Anyway, you get the picture. There's enough imagery here to make a pretty convincing case that With Animals is driven by the most bluesy of bluesy themes: the fallen woman who you just can't resist or leave or the woman who done you wrong, which are Biblical themes when you really think about it. It's classic blues material, and Lanegan's voice and Garwood's haunting blues riffs and rhythms tell this time hardened and oft retold story (of doomed love of Biblical proportions) smartly and intelligently. More importantly though, they tell it in a new way that is intended to be artistic and invite the listener to join in creating the art with the artist. Lanegan and Garwood obviously have the reputation and talent to be mega stars (and Lanegan in particular once flirted with such status), but instead choose to make artistic recordings that pull from the deep traditions that form the foundations of blues, and mix them with big existential themes.
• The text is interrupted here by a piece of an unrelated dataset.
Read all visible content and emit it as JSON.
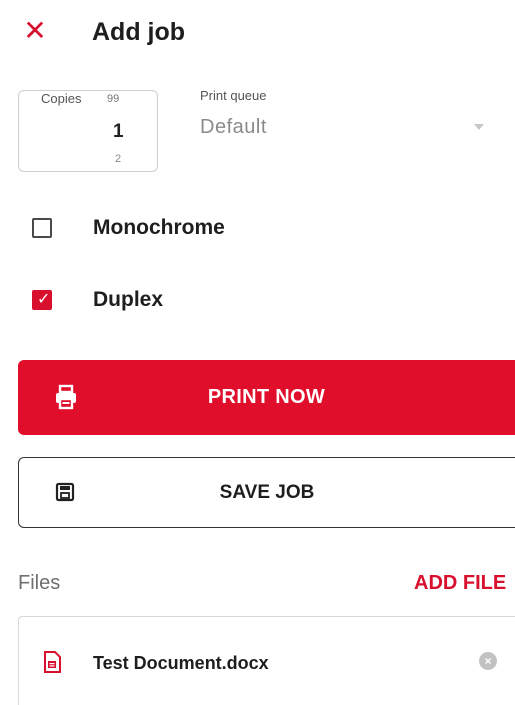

How much bigger can you get than the story of Adam and Eve, however metaphorically referenced?
Mark Lanegan and Duke Garwood's With Animals is the result of a collaboration made in heaven, (no puns intended), even if they find their greatest inspirations down here with the human animals and all their passions and flaws.